Now comes the tricky part. In verse 9, Paul explains himself: I have written you in my letter not to associate with sexually immoral people — not at all meaning the people of the world who are immoral, or the greedy and swindlers, or idolaters. In that case you would have to leave this world. We’re surrounded with people for whom wickedness and flouting the law are their daily way of life! They haven’t been saved yet. To isolate ourselves from every single one of them, one version suggests, we’d essentially have to go live on Mars or the moon. This doesn’t undercut the Bible’s instructions about establishing close alliances with people who are living steadfastly in their sins.
Here’s Paul’s concluding thought: But now I am writing you that you must not associate with anyone who calls himself a brother but is sexually immoral or greedy, an idolater or a slanderer, a drunkard or a swindler. With such a man do not even eat.
If a close friend was involved in an adulterous relationship, and asked you to “cover” for him in case his wife called, you would say no! One reason would be to clearly let your friend know that his choices are selfish, offensive, and wrong. “I can’t be a party to this,” you would say with as much gracious force as you could muster. So Paul tells us that while a person is living in either self-delusion or rebellion, we can’t even meet them for lunch . . . because to do so would reinforce their false sense of security and their twisted views of the gospel.
The good news is that redemption is the stated goal of this kind of biblical “intervention,” so that our friend can quickly repent and be restored to full communion.

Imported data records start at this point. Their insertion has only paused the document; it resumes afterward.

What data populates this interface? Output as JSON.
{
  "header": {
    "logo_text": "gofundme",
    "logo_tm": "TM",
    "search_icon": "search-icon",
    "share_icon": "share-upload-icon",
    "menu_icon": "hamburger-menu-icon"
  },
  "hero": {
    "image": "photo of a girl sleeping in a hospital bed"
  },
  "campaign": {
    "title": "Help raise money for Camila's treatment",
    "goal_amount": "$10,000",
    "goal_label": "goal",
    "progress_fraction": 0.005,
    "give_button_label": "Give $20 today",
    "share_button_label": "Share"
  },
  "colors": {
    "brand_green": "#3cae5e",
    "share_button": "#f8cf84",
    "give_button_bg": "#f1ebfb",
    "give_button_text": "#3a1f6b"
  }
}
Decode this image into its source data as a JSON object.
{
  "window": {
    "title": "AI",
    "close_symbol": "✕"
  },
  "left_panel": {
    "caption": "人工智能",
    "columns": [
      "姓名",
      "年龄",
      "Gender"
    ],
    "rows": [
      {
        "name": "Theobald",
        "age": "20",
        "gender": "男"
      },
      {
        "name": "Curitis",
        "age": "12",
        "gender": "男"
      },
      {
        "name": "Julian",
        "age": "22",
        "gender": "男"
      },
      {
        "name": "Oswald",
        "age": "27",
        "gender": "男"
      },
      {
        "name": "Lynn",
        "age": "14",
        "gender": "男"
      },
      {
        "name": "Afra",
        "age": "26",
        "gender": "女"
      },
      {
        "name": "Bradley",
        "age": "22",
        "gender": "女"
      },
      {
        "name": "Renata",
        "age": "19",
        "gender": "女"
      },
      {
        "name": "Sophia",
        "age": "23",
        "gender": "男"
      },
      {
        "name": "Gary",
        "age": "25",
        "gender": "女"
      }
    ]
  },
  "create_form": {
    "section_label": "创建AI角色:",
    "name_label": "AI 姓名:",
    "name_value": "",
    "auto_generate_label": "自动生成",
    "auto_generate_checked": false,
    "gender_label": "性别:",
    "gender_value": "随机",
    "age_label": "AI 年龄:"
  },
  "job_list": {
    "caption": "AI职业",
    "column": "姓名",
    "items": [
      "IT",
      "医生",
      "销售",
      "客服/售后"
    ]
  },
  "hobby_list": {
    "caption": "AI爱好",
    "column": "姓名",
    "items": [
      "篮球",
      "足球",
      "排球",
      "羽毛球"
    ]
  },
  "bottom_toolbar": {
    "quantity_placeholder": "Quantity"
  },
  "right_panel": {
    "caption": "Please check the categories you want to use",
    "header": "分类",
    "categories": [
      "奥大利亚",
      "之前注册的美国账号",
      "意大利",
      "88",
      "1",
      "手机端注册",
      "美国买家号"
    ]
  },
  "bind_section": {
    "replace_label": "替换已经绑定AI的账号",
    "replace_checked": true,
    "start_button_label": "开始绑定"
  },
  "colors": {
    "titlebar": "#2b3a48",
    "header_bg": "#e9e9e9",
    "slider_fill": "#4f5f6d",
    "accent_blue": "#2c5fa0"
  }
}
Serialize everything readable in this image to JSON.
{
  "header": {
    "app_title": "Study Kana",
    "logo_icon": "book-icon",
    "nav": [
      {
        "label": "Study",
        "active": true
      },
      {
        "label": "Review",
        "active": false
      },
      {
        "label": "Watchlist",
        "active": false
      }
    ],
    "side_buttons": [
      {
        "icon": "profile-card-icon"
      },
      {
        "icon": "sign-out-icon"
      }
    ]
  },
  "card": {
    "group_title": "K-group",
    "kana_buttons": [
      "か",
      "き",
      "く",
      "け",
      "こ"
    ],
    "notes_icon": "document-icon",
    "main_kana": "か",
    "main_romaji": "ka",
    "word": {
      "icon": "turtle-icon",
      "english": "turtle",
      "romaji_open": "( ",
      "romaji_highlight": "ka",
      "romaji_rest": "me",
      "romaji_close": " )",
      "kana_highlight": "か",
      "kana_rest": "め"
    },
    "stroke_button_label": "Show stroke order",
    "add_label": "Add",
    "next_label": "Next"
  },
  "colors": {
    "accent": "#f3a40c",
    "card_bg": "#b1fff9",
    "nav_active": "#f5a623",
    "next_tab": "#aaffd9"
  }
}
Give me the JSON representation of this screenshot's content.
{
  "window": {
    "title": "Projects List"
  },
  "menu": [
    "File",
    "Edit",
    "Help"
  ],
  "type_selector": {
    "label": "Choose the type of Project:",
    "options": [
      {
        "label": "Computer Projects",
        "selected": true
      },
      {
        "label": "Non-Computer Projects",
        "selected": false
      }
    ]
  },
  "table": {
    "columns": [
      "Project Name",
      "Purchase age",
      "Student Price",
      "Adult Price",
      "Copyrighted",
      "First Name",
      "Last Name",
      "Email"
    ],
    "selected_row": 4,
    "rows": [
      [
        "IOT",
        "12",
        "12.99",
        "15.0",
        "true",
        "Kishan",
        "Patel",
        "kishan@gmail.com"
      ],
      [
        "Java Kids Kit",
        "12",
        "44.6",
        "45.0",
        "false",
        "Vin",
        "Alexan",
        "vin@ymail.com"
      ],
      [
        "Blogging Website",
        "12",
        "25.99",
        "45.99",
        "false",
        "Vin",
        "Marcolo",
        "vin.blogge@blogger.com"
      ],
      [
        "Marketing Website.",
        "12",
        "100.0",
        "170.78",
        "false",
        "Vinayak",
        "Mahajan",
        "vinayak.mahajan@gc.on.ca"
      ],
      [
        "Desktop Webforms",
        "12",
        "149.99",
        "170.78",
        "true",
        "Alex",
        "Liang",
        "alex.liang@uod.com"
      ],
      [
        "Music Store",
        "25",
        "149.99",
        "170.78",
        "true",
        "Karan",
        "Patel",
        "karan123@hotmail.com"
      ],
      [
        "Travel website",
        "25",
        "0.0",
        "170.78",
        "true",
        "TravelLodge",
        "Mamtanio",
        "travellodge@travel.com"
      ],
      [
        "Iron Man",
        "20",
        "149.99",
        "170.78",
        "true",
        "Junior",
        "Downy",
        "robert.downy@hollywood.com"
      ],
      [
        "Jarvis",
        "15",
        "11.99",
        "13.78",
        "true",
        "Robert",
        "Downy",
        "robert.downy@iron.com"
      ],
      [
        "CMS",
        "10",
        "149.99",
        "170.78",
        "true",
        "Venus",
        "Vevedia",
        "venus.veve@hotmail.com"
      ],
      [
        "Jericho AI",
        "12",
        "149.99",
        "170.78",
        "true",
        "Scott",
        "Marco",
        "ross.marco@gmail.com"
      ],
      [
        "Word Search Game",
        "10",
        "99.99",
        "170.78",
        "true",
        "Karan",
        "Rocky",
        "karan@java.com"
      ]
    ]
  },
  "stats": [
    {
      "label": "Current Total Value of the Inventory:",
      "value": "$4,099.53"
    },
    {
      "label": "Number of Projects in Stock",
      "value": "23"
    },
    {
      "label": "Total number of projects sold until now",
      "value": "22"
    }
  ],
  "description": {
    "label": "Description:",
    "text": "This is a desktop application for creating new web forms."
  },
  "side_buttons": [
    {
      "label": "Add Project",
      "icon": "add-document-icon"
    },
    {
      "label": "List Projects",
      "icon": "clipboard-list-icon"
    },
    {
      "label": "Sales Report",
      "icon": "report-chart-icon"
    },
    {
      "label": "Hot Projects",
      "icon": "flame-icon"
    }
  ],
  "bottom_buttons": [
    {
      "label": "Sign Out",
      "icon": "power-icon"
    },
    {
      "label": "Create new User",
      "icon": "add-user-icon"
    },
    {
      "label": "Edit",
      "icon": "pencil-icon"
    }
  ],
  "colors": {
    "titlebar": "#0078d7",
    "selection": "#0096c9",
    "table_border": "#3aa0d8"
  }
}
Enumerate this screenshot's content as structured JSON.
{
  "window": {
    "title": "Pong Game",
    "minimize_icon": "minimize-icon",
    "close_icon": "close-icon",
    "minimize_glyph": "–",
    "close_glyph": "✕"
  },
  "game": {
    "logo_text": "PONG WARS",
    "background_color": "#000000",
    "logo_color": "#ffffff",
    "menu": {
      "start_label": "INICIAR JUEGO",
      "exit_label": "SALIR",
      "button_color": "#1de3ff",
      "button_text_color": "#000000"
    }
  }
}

Written by David B. Smith, Redlands, CA. Biblebay Copyright © 2009. Click here for content usage information.